0:11:34.2 DM: To a gift, to a thing where, "Wow, I didn't know it could feel this good." So I feel like once we got her there, she realized that, "Maybe this massage thing isn't so bad. Maybe this could help me."
0:11:48.6 RW: And did she see some improvement in her shoulder?
0:11:51.6 DM: The first session, I didn't, say, focus on the shoulder a ton, because I... Honestly, I'll be completely vulnerable on this. I was a little hesitant, a little nervous. We're talking several years ago. And I just... I didn't wanna do too much either, I didn't wanna irritate it. So just kind of getting her comfortable, getting her mind to ease down. She noticed enough of a difference that she wanted to come back next week and continue working on it. She noticed it enough that she wanted to keep doing the massage and started asking questions about things that she could do, movements she could do. She kept coming long enough where she never got the surgery that the doctor suggested. And that's a gift. I mean, that's a great case. I mean, sometimes, I guess surgery is necessary, but in her case... And guess who's one of my biggest advocates?

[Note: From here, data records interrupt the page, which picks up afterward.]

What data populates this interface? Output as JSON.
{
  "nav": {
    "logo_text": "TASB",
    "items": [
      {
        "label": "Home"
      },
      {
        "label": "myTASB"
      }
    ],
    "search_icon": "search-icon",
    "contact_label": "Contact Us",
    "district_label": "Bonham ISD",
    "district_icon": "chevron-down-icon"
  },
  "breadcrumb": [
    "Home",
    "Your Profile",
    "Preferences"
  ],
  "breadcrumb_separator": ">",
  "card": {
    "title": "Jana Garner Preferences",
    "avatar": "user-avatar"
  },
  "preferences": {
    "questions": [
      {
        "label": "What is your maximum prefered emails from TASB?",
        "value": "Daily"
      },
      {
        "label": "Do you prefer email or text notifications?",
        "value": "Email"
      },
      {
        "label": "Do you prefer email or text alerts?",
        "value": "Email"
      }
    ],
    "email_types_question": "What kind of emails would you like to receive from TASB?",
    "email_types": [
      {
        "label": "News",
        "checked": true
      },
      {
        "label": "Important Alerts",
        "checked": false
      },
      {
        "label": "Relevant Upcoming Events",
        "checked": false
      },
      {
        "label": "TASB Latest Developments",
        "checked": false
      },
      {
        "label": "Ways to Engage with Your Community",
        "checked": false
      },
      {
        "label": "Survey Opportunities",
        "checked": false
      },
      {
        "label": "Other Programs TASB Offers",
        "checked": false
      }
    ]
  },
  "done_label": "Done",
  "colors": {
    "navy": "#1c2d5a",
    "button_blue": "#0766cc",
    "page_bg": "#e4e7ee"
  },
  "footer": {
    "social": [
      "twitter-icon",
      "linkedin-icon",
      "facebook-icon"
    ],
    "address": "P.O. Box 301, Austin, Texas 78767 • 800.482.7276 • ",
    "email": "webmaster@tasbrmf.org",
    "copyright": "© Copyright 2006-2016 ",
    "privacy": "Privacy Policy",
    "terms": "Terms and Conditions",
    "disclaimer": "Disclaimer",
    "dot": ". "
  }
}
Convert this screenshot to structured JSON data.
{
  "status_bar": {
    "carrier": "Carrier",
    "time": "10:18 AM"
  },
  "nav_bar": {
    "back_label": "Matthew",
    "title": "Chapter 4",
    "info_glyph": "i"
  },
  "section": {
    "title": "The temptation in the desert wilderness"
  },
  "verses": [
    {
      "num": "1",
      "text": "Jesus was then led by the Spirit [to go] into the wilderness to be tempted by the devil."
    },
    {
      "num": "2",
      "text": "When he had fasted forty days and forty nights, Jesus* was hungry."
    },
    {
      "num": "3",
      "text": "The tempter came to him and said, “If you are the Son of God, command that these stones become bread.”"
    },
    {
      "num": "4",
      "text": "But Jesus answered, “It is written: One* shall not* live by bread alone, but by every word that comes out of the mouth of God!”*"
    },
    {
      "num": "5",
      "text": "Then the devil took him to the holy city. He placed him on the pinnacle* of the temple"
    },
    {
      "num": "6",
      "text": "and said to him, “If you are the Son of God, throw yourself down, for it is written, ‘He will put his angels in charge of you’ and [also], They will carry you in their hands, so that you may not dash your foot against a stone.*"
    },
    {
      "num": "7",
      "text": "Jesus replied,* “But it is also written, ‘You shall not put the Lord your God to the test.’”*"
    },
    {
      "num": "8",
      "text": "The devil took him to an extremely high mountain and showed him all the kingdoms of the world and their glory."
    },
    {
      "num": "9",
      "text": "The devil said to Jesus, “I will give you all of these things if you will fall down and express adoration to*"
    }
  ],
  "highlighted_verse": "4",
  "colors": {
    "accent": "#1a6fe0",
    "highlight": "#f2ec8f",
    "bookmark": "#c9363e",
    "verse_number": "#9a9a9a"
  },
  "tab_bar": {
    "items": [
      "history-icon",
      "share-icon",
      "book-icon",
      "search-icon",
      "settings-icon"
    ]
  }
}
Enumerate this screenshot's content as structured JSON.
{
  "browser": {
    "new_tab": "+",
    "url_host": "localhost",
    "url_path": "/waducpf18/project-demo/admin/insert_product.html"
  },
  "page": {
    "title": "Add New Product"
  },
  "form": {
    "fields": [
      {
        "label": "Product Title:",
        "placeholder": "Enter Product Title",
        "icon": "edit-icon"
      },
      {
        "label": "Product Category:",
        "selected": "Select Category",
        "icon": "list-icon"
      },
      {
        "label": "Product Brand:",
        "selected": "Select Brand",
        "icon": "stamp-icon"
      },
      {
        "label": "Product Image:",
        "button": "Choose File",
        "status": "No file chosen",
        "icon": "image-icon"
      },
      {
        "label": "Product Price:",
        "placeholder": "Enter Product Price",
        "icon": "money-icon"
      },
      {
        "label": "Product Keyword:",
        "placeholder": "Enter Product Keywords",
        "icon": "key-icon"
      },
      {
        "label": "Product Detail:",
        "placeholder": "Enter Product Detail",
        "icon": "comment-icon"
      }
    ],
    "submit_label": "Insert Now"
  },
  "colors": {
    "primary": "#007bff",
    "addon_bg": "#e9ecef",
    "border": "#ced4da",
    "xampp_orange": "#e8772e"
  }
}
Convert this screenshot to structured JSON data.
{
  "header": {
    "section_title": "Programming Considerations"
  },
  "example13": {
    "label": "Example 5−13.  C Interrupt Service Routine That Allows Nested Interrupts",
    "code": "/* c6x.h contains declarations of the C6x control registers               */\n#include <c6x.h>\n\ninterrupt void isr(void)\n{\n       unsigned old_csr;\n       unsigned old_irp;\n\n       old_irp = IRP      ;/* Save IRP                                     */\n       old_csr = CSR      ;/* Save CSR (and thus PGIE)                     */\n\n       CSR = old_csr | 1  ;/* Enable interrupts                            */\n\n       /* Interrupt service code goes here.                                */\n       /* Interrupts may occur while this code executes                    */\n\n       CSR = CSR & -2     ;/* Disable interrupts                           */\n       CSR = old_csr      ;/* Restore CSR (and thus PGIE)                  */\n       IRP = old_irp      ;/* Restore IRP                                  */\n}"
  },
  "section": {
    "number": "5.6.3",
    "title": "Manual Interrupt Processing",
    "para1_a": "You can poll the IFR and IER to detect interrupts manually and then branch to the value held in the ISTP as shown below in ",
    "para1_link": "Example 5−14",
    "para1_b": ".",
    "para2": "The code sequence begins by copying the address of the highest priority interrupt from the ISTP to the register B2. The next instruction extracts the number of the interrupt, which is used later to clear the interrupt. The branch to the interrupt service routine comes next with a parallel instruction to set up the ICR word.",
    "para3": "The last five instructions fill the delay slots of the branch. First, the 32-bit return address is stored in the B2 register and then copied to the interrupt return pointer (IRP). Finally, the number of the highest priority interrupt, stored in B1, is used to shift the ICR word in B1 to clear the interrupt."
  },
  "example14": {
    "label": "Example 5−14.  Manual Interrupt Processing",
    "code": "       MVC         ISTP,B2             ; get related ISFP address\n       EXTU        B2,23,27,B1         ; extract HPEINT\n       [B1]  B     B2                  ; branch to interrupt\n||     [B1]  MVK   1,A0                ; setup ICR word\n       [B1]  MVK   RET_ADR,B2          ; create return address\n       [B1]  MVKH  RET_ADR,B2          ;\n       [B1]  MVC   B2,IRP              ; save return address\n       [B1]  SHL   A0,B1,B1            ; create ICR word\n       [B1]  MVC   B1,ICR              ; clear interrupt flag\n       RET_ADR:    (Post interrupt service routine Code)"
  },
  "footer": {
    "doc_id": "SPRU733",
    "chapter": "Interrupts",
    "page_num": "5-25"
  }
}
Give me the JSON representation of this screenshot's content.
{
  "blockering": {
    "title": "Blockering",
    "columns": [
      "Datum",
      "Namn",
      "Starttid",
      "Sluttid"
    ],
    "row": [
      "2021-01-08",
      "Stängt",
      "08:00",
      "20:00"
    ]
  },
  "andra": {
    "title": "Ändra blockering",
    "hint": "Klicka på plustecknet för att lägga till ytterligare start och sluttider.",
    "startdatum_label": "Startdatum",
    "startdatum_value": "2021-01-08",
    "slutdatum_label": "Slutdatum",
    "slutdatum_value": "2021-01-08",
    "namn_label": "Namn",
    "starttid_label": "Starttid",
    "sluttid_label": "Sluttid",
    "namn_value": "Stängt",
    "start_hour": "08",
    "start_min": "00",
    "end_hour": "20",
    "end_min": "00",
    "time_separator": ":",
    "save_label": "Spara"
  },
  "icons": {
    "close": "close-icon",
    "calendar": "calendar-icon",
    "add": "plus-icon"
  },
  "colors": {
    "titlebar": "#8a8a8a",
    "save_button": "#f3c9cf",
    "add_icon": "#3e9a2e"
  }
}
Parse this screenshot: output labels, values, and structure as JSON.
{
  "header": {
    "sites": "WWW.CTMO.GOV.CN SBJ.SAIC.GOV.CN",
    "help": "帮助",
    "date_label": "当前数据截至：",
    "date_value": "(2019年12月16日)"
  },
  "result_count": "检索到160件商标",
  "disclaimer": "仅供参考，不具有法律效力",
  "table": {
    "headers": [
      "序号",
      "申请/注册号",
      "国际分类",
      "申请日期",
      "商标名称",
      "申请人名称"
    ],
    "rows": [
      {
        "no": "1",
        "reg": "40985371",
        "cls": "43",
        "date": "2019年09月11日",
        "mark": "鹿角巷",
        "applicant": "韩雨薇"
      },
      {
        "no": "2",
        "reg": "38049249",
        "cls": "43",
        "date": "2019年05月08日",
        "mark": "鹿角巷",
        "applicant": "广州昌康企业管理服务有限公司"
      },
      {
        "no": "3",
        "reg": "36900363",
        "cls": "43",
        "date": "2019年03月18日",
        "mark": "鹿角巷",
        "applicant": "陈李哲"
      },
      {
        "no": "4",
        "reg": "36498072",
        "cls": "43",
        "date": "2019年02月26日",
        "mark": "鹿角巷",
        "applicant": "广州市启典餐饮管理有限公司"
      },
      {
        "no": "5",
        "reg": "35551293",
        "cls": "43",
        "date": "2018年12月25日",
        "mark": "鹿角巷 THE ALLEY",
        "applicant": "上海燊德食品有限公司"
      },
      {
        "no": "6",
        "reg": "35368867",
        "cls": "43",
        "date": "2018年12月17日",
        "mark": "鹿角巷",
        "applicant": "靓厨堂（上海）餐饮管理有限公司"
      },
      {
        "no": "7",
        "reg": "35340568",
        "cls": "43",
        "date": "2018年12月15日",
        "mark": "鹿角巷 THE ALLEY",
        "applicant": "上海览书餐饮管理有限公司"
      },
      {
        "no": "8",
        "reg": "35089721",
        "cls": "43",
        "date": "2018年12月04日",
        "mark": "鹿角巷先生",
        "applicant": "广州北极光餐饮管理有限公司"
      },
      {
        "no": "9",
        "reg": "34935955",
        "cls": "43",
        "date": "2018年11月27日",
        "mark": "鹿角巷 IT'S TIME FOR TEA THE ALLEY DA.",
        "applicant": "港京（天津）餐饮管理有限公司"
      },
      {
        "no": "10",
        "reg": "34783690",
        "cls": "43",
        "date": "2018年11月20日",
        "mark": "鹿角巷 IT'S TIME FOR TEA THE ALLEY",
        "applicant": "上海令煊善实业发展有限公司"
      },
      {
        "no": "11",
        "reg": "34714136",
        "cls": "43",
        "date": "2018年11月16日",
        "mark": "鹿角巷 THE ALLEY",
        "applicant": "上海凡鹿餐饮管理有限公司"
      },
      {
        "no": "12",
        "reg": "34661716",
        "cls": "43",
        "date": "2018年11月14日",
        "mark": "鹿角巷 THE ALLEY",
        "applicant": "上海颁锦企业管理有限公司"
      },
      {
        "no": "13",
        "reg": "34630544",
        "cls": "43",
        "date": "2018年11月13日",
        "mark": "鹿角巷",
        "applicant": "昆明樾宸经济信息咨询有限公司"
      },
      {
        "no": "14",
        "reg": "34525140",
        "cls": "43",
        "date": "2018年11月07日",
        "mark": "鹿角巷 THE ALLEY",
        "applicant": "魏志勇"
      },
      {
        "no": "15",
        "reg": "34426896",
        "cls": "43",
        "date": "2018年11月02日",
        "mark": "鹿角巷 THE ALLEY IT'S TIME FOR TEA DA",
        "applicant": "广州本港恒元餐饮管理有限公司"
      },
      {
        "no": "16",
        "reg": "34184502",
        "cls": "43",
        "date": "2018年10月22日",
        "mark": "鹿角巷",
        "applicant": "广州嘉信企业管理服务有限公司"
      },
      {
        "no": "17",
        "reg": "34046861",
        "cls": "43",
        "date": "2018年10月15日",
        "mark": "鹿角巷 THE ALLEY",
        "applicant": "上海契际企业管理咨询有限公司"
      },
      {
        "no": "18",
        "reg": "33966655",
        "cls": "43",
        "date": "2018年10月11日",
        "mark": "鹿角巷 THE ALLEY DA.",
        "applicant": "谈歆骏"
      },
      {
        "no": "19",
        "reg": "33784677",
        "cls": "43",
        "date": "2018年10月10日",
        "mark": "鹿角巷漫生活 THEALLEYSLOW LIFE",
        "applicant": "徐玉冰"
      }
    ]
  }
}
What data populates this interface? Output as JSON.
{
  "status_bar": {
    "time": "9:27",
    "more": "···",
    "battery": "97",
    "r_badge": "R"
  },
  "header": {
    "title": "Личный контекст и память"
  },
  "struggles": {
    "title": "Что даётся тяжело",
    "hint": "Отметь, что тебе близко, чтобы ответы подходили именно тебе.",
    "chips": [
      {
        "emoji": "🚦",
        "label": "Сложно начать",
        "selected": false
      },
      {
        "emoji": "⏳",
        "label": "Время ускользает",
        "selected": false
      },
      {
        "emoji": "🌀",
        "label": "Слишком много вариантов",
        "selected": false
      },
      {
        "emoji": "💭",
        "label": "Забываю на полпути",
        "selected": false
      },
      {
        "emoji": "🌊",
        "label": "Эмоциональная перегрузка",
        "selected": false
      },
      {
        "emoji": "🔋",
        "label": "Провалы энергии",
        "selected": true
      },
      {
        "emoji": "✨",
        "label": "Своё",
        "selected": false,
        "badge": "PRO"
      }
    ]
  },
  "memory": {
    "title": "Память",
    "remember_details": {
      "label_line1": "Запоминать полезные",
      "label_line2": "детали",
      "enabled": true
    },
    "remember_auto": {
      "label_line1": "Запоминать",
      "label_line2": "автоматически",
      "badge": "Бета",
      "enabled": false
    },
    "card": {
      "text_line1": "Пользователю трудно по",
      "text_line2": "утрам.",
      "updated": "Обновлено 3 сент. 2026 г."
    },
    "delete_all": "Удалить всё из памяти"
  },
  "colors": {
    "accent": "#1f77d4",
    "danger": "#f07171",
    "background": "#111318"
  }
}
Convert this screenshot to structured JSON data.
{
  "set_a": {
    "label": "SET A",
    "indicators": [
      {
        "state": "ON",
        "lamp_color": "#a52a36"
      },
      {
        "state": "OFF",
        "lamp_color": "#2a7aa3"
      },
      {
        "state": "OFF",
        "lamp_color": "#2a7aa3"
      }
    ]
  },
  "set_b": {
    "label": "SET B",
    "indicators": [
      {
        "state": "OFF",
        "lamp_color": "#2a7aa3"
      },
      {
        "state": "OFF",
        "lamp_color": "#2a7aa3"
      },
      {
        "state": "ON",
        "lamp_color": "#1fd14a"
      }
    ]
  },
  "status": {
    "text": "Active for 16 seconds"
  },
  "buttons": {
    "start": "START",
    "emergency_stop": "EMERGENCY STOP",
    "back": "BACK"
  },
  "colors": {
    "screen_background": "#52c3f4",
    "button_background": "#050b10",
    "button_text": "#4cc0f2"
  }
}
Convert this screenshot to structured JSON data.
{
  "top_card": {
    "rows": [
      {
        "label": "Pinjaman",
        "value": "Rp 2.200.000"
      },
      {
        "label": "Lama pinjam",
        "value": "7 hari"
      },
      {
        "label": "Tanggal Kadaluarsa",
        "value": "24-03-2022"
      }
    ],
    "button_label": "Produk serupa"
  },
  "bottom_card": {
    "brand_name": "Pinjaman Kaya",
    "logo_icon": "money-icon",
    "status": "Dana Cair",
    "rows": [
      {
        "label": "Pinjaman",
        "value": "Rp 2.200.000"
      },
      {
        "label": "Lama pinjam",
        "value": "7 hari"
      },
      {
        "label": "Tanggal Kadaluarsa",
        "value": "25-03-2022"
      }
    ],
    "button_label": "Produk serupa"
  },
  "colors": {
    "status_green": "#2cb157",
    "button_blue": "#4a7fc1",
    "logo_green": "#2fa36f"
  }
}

0:12:44.7 RW: Oh, that's wonderful.
0:12:45.9 DM: Yes.
0:12:46.4 RW: The person who didn't want massage.
0:12:47.9 DM: The person who didn't want massage, because what happens is that person can relate to people who don't want massage, and she can share her story about how she was nervous, afraid, and was annoyed by her body. And after she got that touch, she was like, "Wow, I'm really glad I have one." I feel like it turned into a win for everybody 'cause she was empowered. She began to realize that she could be comfortable in her own body. She began to realize that she did enjoy the sensations that touch provided. And then she was able to kind of learn about herself and avoid surgery altogether in this case.
0:13:26.3 RW: What a gift that we bring to our clients to help them relearn themselves as a place that feels good to live in, so... Hey, thank you so much, Diane. When I go back to edit this, I will add a little more background information on adhesive capsulitis, because it's actually a complex topic with a lot of controversy about best practices. Certainly seems like you found the best practice for this client, and I'm sure she's really glad that she found you.
0:13:54.5 DM: And I'm really glad that she did too.
0:13:57.8 RW: There you go. So thanks once again, Diane Matkowski from Massage Mentor Institute, and in our show notes, I will have links to all kinds of things that you do.
0:14:07.2 DM: Woohoo!
0:14:07.8 RW: Woohoo! Thank you.
0:14:08.5 DM: Thank you, Ruth.
0:14:09.8 RW: Hey, everybody, thanks for listening to I Have A Client Who: Pathology Conversations with Ruth Werner. Remember, you can send me your I Have A Client Who stories to firstname.lastname@example.org. That's, ihaveaclientwho, all one word, all lowercase, @A-B-M-P.com. I can't wait to see what you send me, and I'll see you next time.